[Element data from apps and pages]
== Segment start ==

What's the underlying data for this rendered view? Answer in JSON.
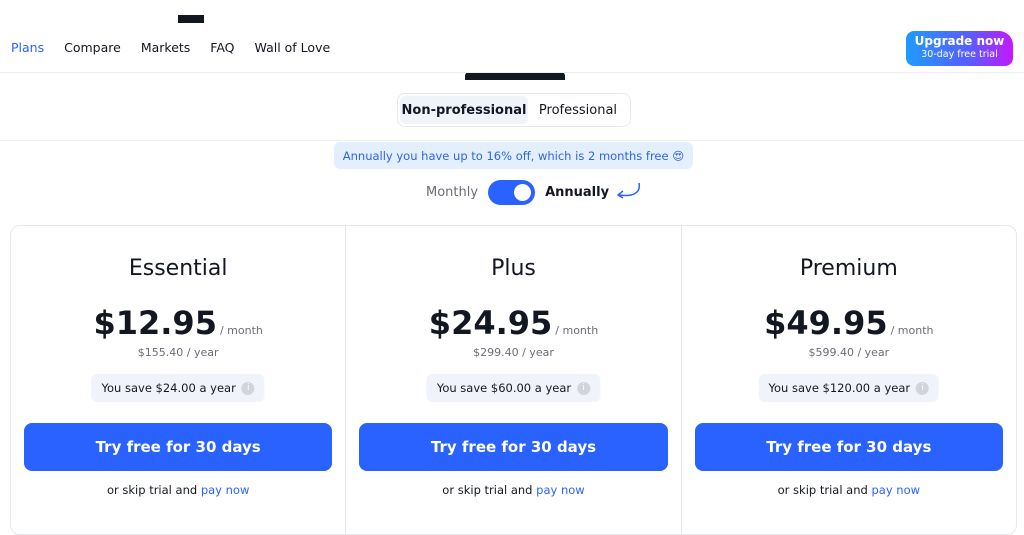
{
  "nav": {
    "links": [
      "Plans",
      "Compare",
      "Markets",
      "FAQ",
      "Wall of Love"
    ],
    "active": "Plans",
    "upgrade": {
      "title": "Upgrade now",
      "subtitle": "30-day free trial"
    }
  },
  "segment": {
    "options": [
      "Non-professional",
      "Professional"
    ],
    "selected": "Non-professional"
  },
  "banner": {
    "text": "Annually you have up to 16% off, which is 2 months free",
    "emoji": "😍"
  },
  "billing": {
    "monthly": "Monthly",
    "annually": "Annually",
    "selected": "Annually"
  },
  "plans": [
    {
      "name": "Essential",
      "price": "$12.95",
      "unit": "/ month",
      "yearly": "$155.40 / year",
      "save": "You save $24.00 a year",
      "cta": "Try free for 30 days",
      "skip": "or skip trial and",
      "pay": "pay now"
    },
    {
      "name": "Plus",
      "price": "$24.95",
      "unit": "/ month",
      "yearly": "$299.40 / year",
      "save": "You save $60.00 a year",
      "cta": "Try free for 30 days",
      "skip": "or skip trial and",
      "pay": "pay now"
    },
    {
      "name": "Premium",
      "price": "$49.95",
      "unit": "/ month",
      "yearly": "$599.40 / year",
      "save": "You save $120.00 a year",
      "cta": "Try free for 30 days",
      "skip": "or skip trial and",
      "pay": "pay now"
    }
  ],
  "colors": {
    "accent": "#2962ff",
    "banner_bg": "#e3effd"
  }
}
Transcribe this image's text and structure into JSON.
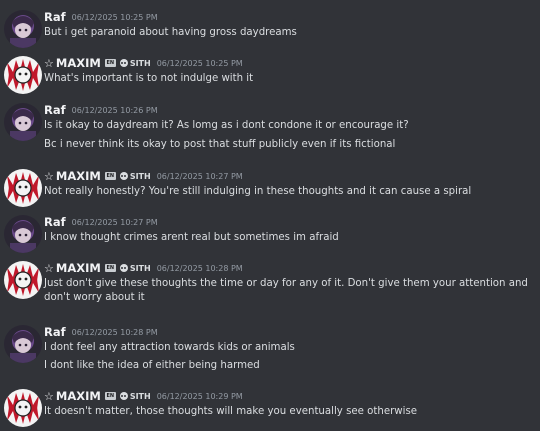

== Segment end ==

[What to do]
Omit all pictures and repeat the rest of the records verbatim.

[Result for this task]
What's the underlying data for this rendered view? Answer in JSON.
{
  "nav": {
    "links": [
      "Plans",
      "Compare",
      "Markets",
      "FAQ",
      "Wall of Love"
    ],
    "active": "Plans",
    "upgrade": {
      "title": "Upgrade now",
      "subtitle": "30-day free trial"
    }
  },
  "segment": {
    "options": [
      "Non-professional",
      "Professional"
    ],
    "selected": "Non-professional"
  },
  "banner": {
    "text": "Annually you have up to 16% off, which is 2 months free",
    "emoji": "😍"
  },
  "billing": {
    "monthly": "Monthly",
    "annually": "Annually",
    "selected": "Annually"
  },
  "plans": [
    {
      "name": "Essential",
      "price": "$12.95",
      "unit": "/ month",
      "yearly": "$155.40 / year",
      "save": "You save $24.00 a year",
      "cta": "Try free for 30 days",
      "skip": "or skip trial and",
      "pay": "pay now"
    },
    {
      "name": "Plus",
      "price": "$24.95",
      "unit": "/ month",
      "yearly": "$299.40 / year",
      "save": "You save $60.00 a year",
      "cta": "Try free for 30 days",
      "skip": "or skip trial and",
      "pay": "pay now"
    },
    {
      "name": "Premium",
      "price": "$49.95",
      "unit": "/ month",
      "yearly": "$599.40 / year",
      "save": "You save $120.00 a year",
      "cta": "Try free for 30 days",
      "skip": "or skip trial and",
      "pay": "pay now"
    }
  ],
  "colors": {
    "accent": "#2962ff",
    "banner_bg": "#e3effd"
  }
}
Transcribe this image's text and structure into JSON.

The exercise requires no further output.